Now the fact is that we donít look upon ourselves as having disabilities and Iím sure I speak for most of us when I say we only use 'that' word for want of a better one. However, as the person who lives with a particular disadvantage lifelong, we each take responsibility to take precautions or extra care at events. This may be in the form of special shoe wear, extra meds or someone who can administer back up. Some of the handlers have a hidden illness which cannot be seen. They look healthy on the outside but may be having to cope with a life threatening illness every day. A day like at Discover Dogs helps us to support each other

What we hadnít realised was it would be organised as a competition, and we were running for placings. Linda came first and second with her dogs Toby and Chip, closely followed by Helen, Neville, Fran and Sue. There were crystal trophies for first and second places, and we all were given large commemorative rosettes  by Maurice Cooke.

Afterwards Rowena said, 'It was a big gamble for the kennel club and the alternative handlers as to how well we all could run and how the audience would respond to it. It was well received and the arena was full up hardly a empty seat left.'

Overall the day went very well, and there was a positive feel as we finished. It was a good day out and we look forward to another chance to get together.

Thank you
The people organising the main arena and their team were great.  We had people like John Gilbert and Dave Ray keeping us in line as we waited. Thanks to the arena team who worked like well oiled machines all day and were so helpful and polite. 

Thank you to Maurice Cooke, Director of Agility.
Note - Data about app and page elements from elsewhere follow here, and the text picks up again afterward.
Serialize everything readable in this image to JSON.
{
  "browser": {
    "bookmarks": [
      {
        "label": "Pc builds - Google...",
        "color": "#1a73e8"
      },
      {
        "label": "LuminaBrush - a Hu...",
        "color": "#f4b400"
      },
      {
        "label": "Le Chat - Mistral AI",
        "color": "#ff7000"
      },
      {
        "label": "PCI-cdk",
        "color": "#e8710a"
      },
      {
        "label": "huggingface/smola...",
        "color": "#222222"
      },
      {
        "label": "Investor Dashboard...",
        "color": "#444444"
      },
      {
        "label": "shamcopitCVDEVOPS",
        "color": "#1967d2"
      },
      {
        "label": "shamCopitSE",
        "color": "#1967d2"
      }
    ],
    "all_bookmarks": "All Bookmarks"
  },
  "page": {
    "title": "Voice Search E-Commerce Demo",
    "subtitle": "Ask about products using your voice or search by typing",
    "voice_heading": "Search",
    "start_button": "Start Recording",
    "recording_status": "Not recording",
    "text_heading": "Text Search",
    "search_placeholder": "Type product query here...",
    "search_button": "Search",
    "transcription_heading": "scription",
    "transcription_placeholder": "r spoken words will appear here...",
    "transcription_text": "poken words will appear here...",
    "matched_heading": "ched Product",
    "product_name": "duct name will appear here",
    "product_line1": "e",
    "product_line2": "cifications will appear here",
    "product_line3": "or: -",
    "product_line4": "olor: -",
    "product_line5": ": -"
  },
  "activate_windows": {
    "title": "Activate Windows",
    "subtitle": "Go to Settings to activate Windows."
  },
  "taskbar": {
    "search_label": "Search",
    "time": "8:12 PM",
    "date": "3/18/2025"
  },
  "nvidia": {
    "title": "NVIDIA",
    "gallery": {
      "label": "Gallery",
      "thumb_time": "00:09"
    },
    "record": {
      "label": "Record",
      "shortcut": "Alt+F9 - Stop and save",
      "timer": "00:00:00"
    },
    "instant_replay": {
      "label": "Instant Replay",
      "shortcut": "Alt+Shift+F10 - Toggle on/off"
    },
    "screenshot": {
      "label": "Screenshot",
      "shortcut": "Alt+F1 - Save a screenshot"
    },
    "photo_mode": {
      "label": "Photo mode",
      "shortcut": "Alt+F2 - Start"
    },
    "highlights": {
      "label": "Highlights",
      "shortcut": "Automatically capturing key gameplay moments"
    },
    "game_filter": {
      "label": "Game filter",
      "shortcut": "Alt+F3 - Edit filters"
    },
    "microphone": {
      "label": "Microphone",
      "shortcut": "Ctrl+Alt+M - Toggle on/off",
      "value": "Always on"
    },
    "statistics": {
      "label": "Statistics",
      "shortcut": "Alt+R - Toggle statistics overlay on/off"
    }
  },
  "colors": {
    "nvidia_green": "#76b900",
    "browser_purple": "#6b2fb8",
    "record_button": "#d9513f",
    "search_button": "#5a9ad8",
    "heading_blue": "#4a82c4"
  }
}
Obedience and Events, who extended the invite to us and also to Catherine Choules Events Manager the Kennel Club for arranging all agility at Discover Dogs for The Alternative Handlers.

Special thanks go to Steve Beall and to Sue White for her help on the Saturday, making sure that we were in the right place at the right time. Without them, I could never have done it.

The full team was:-

  • Cathy Brown with Scooby (Lab X Springer) from Wiltshire

  • Fran Griffin with Tallulah (Red Setter) from Milton Keynes

  • Angela Lucas with Boz (Border Collie) from East Sussex,

  • Sue White with Mercury (Border Collie) and Bug (JR X) from Middlesex

  • Helen with Chaos (Golden Retriever) from Devon

  • Christina Candey with Oscar (GSD) from Surrey

  • Linda Boyce with Toby & Chip (Border Collies) from East Sussex

  • Marion Macherene with Amy (BSD) from Surrey

  • Neville Todd with Remy (Cocker Spaniel) from Essex

  • Sheila Partridge with Smokey (Papillion) from East Sussex

  • Kate Philpot with Kali (Spaniel X) from Hampshire

  • Rowena Beall with Louie (Shih Tzu) from West Sussex

Would YOU be interested in joining TAH

Rowena and Steve Beall are planning a website which should be completed shortly. As I have said before, while we donít consider ourselves to have disabilities, it means we have to be more 'creative' in training our dogs.

If you are experience difficulties in training your dog because of a physical problem or a medical condition, it could be that being in contact with us will start off a new chain of thought or alternative approach to the objective. Would you be interested in training together, so that you can use or try the training methods you never get to practice at regular classes?  What would be  good aim/objectives for the Alternative Handlers?  How do you feel about the whole aspect of it?

For more information, email Rowena.

Photos: Sue White